The local YMCA now uses our building once a week and so we have been able to engage with all their young people, we even did a panto with them. Here is a church that is 'being' church, 'being' outreach, affecting the lives of ordinary people on the street. That's why I can find it so difficult when we seem to be continually questioned as to whether we're really 'church' or not. It seems particularly odd when there so many churches which cannot lay claim at all to 'being' outreach or affecting the lives of ordinary people and yet their status is never queried.

Side Door - crossThe situation will be reviewed at the end of March but, at the moment, we continue planning on being here for the foreseeable future because this is a live and going concern.

It's an awesome responsibility, an albatross of a responsibility at times, because the Laceby Road building is a huge, rambling place but is also so right for what we are doing here. I wouldn't say we 'wanted' the building but we do need a base and it's perfect for that. There was a time when we would have fitted in a tent on the lawn outside Laceby Road but there's no chance of that now!

We are very forward looking and intentionally missional because we know this building has got to earn its keep. We are not going to meet that by relying on a membership of 25, many of whom are at university, or short of money, or older in years. We are very reliant on God's grace.

We have a church council and everybody who comes along to The Side Door is, more or less, on the church council and our leadership team. They can't all vote of course but they do all have a say. There are about 35 people who come regularly to worship with us and that's great.

Side Door - floorSide Door started as a project but developed into a church. We had our outreach before we were a church, which is the opposite way round to the way it usually works. It officially remains a Circuit-based outreach more or less owned by the church. Some churches can exist without outreach. We can't. Now the outreach needs the church, they are inseparable.

We are open every day of the week at some point in the day and the breadth of people we are in contact with is staggering because of all sorts of activities. It may be something for children aged five and over, lunch clubs currently attracting people up to the age of 95, and the YMCA crowd which include that missing generation of 30-somethings.

We are still very much focused on reaching young people but others are now being drawn in. There is a community event on a Wednesday lunchtime where those in their 40s, 50s and 60s come along from the local estate to sell items of their personal clothing or belongings in an auction. We were unsure of letting it go ahead at first and we were quite uncomfortable with it but this is something that is very much needed in this area and now we are so glad we said yes because we have been very blessed as a result. All sorts of conversations are now underway that we would never have had without it.
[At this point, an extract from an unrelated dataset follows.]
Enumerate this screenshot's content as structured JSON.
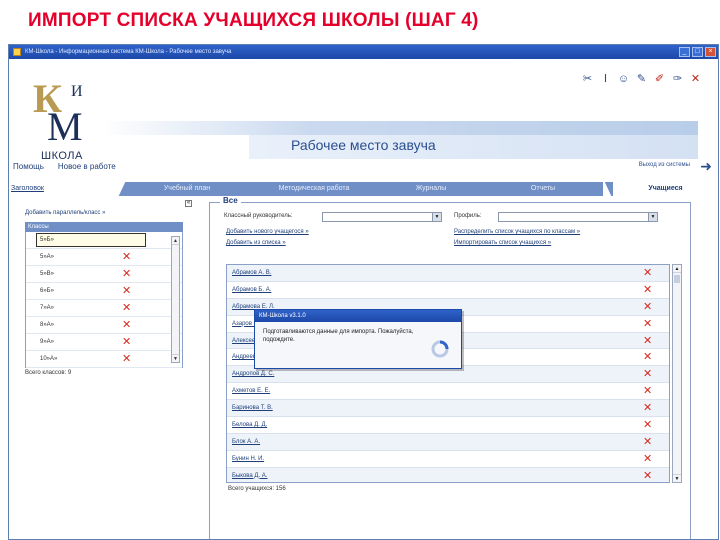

Side Door - poolThose on the estate will, in all probability, not be moving on from there because many will not have that freedom of choice. Those people are now saying to us, 'We want to spend time with you.' The mindset has changed completely. In turn we have to be prepared to cope with ways of thinking or doing things that we may personally find difficult or strange.

There are pressures involved in all of this, of course there are but we all feel called to be there. No-one is here out of duty, we are here out of love. We are as vulnerable as any other church but I'd say the difference is that we are very aware of the need to avoid complacency. There's too much to do and too many people to reach.